Luke at work buffing a shoe…my shoe incidentally.
The hands of someone who does actual work.
The hands of someone who does actual work.

Eventually I took the plunge and took a couple of shots of Luke up on the seat

Up on the seat
Up on the seat

but it wasn’t until Luke suggested sitting down at ground level as if he was going to be doing a shoe shine that it all started to work. In hindsight, it was never going to look natural with him up on the seat…as that just doesn’t make sense. It’s almost as if the guy who has been doing this for years knows more about it than the photographer who has just swanned in to take a photo…weird.

Suddenly it started to work. It was nothing like the photo I had in my mind at the start of the shoot…but it was starting to feel like it made sense.

The peaked hat was giving me a few problems...but looking to the light always helps.
The peaked hat was giving me a few problems…but looking to the light always helps.
Yep I've seen one of these before...it's a shoe.
Yep I’ve seen one of these before…it’s a shoe.

In the midst of a few shots, I got this one…and it’s my favourite.

Of all the photos, I think this one carries the most weight.
Of all the photos, I think this one carries the most weight.

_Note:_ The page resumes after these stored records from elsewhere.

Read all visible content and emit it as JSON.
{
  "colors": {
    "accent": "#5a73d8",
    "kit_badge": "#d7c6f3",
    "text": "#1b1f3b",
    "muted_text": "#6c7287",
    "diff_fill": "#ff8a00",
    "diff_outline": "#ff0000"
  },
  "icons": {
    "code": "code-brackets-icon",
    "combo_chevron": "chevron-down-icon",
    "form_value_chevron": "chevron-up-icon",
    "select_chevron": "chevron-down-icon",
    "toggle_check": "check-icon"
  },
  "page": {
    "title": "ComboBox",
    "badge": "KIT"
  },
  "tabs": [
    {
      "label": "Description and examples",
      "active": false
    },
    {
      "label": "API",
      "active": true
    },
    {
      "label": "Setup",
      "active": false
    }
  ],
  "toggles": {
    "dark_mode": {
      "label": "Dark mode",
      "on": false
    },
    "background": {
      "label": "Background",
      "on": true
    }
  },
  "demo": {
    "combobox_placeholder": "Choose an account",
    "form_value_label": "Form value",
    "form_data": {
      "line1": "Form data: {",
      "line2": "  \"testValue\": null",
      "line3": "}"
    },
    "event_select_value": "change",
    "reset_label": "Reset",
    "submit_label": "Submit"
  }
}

So what did I learn?

  • Well first and foremost, pushing yourself out of your comfort zone is definitely the best way to learn…but this is a hell of a lot easier when you’ve got someone who’s patient and understanding to work with. Luke was happy to wait while I faffed around with the camera and flash, provided suggestions, and not once did he say ‘You know, I really do have better things to do with my time!’ (so if you’re in the city you really should get all your repairs done at his shop he’s a pretty awesome dude!)
  • Also, if your shot is reliant on a piece of equipment…then actually bringing that piece of equipment is a really super idea. If you fail to heed this piece of advice, then you need to be able to adapt pretty quickly to whatever you have at your disposal.
  • From a technical perspective, I really have to let go of this idea of shooting everything at ISO 100. The 550D doesn’t do high ISO all that well, but shooting at 200 or 400 isn’t going to be a big problem, and does give me a much faster shutter speed.
  • I’m slowly growing out of the ‘shoot everything at the lowest f-stop because that always looks so cool’ phase. But I’m not there yet.
  • Presets in Lightroom are still my go to…but they are teaching me a lot about how to use post to make an image pop.
  • Go with your strengths. My photography still has a long way to go…but my chatting to people skills are pretty good. So no matter how bad I may think the technical side of a shoot is going, I need to maintain that dialogue with the person I’m photographing. Even if I take a really good photo, I won’t be invited back if I act like an aloof dick.
  • I took over 100 photos for about 20 ‘keepers’ (and in all honesty 5 that I was really happy with)…the Washington Generals have a better shooting percentage than that!
  • The constant soundtrack for this photoshoot was ‘Craftsmanship’ by Buck 65. So it’s only fair that I finish with a line from that song:
    ‘There’s a right way to go about your job and a wrong one
    I find this way is much better in the long run
    It ain’t about the dollar or trying to go fast
    Unless you take pride in what you’re doing, it won’t last
    Craftsmanship is a quality that some lack
    You got to give people a reason for them to come back’

You can see the full gallery of shots here.
If you don’t already own a copy of Buck 65’s Talkin’ Honky Blues, then go out and buy one…it’s genius.
And once again thanks very much to Luke for his patience and enthusiasm.